Data to examine below:
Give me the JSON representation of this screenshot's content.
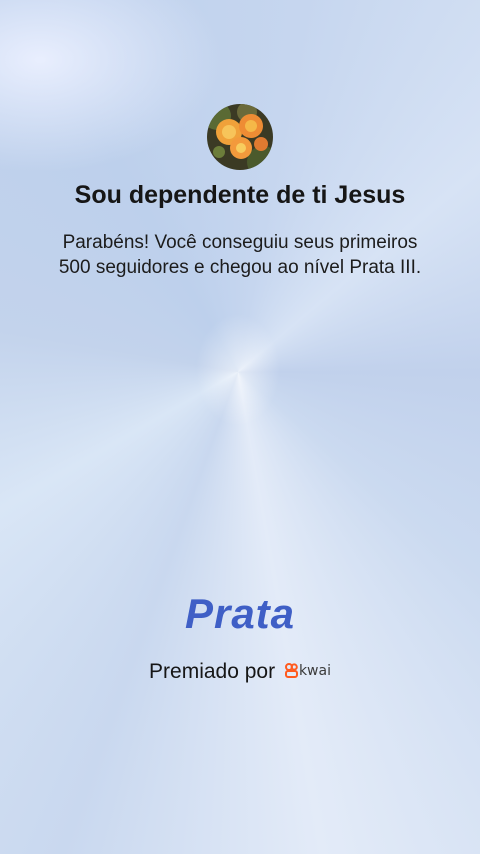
{
  "profile": {
    "avatar_icon": "flower-photo-avatar",
    "name": "Sou dependente de ti Jesus"
  },
  "message": "Parabéns! Você conseguiu seus primeiros 500 seguidores e chegou ao nível Prata III.",
  "level": {
    "label": "Prata",
    "color": "#3f5fc6"
  },
  "award": {
    "prefix": "Premiado por",
    "brand": "kwai",
    "brand_icon": "kwai-logo-icon",
    "brand_color": "#ff5a1f"
  }
}
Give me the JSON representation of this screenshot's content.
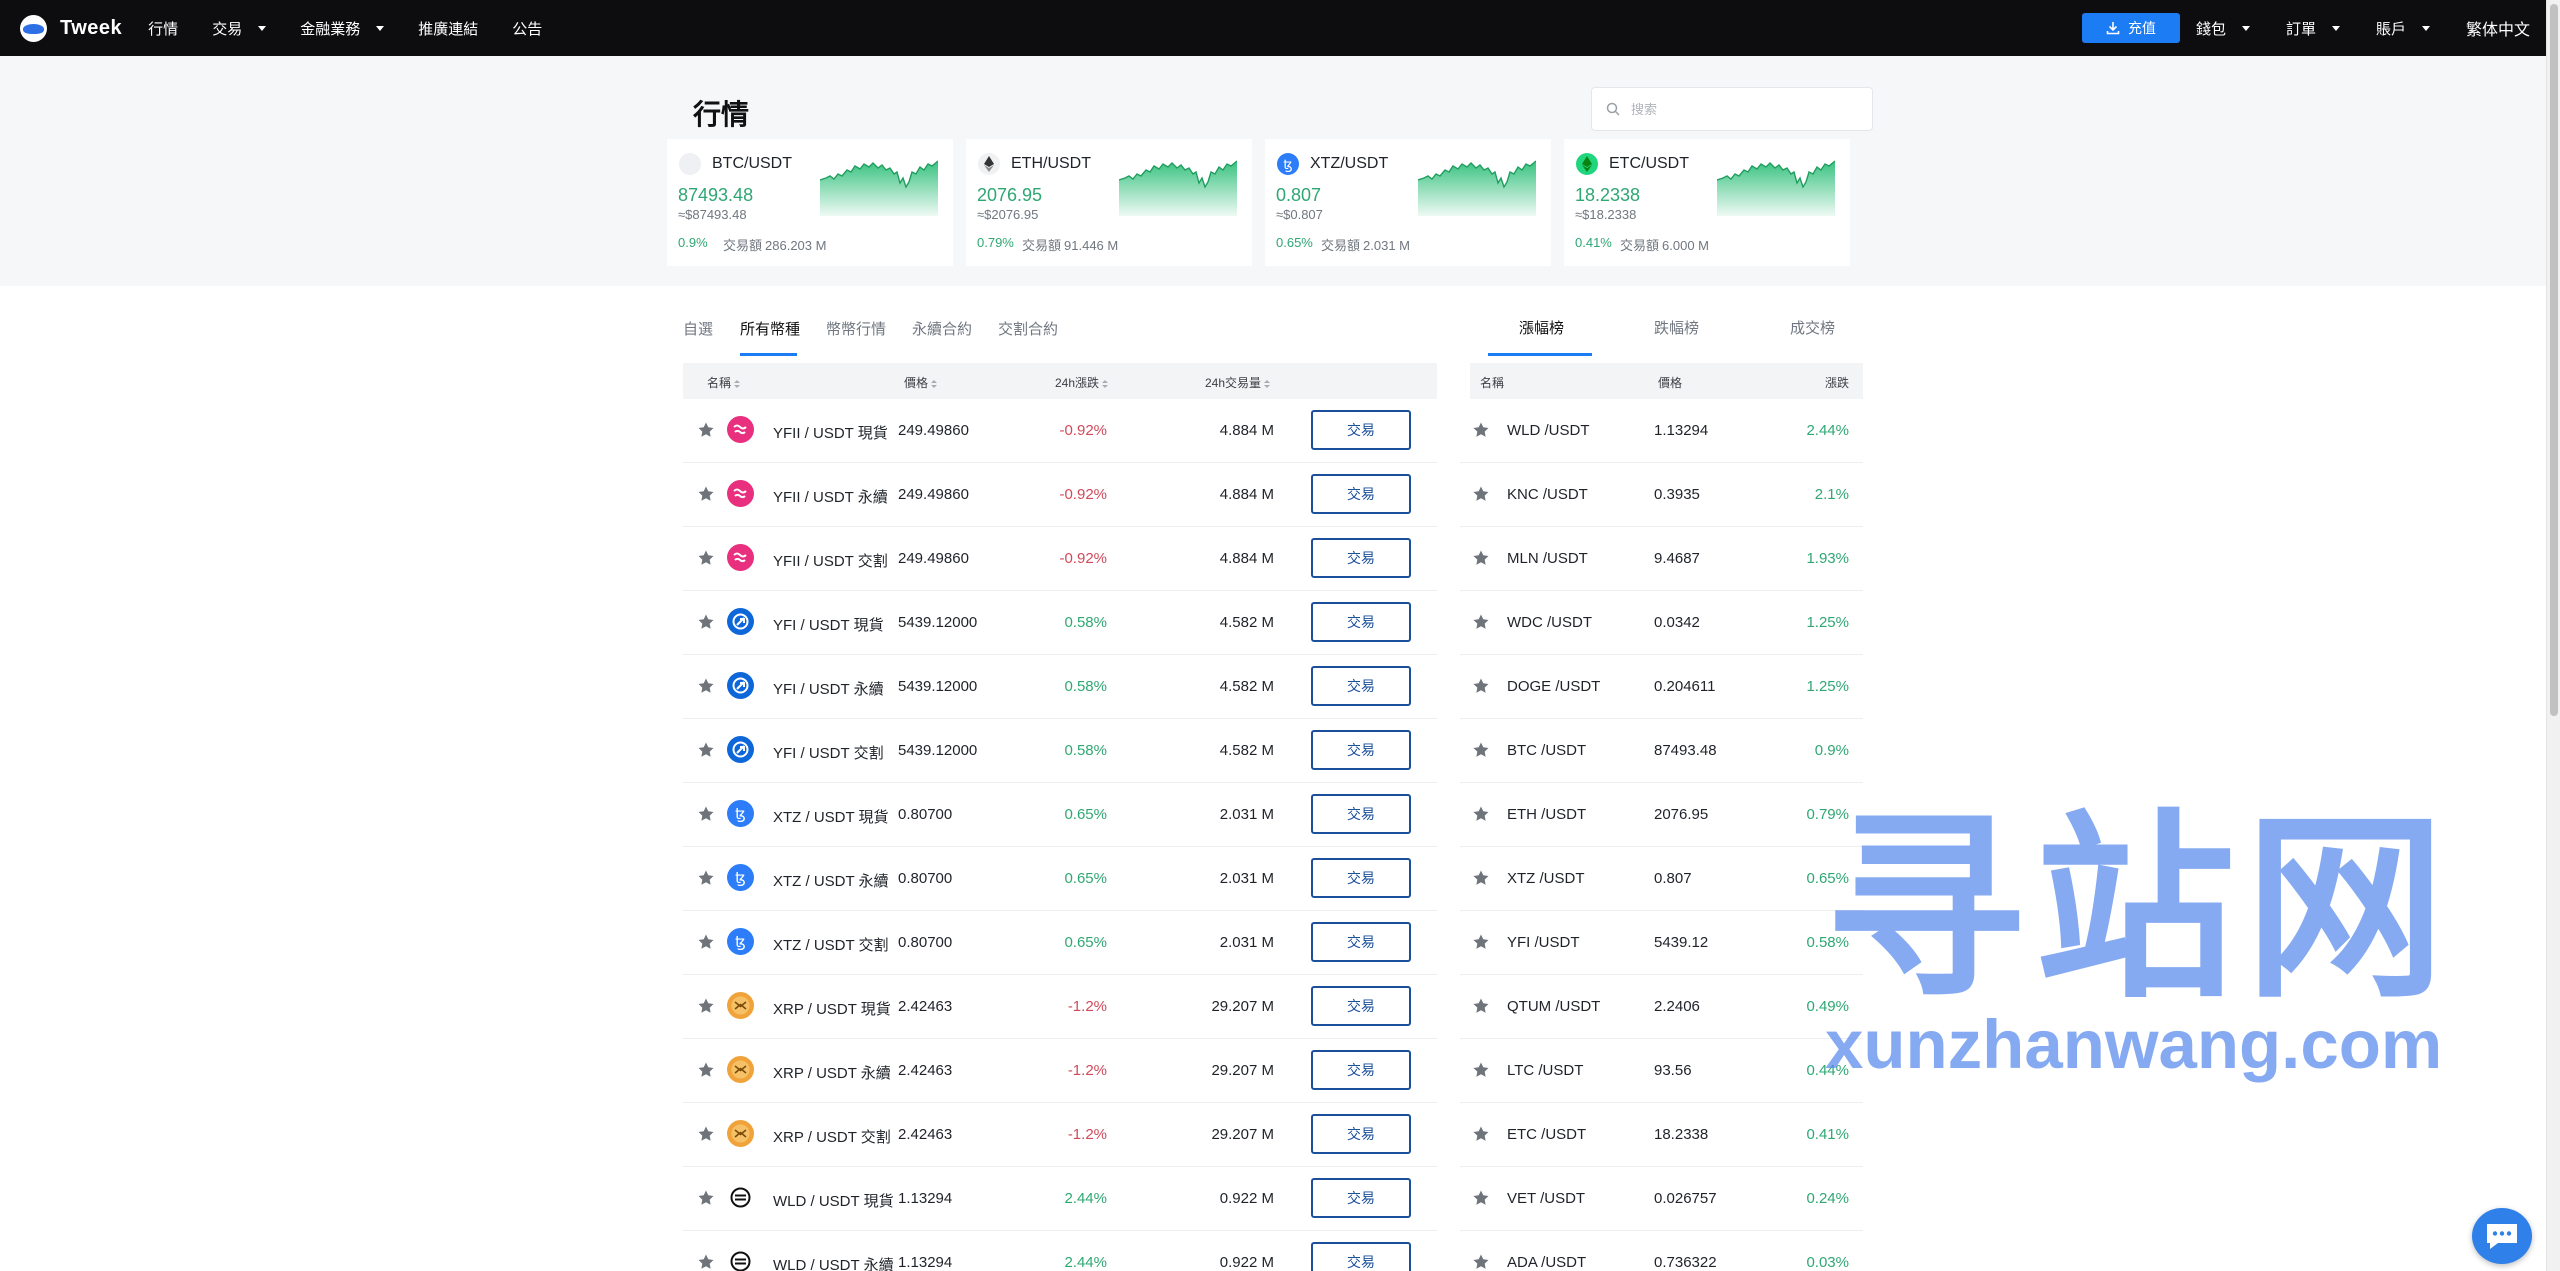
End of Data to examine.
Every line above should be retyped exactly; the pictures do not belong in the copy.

> [Your solution]
Give me the JSON representation of this screenshot's content.
{
  "profile": {
    "avatar_icon": "flower-photo-avatar",
    "name": "Sou dependente de ti Jesus"
  },
  "message": "Parabéns! Você conseguiu seus primeiros 500 seguidores e chegou ao nível Prata III.",
  "level": {
    "label": "Prata",
    "color": "#3f5fc6"
  },
  "award": {
    "prefix": "Premiado por",
    "brand": "kwai",
    "brand_icon": "kwai-logo-icon",
    "brand_color": "#ff5a1f"
  }
}
Give me the JSON representation of this screenshot's content.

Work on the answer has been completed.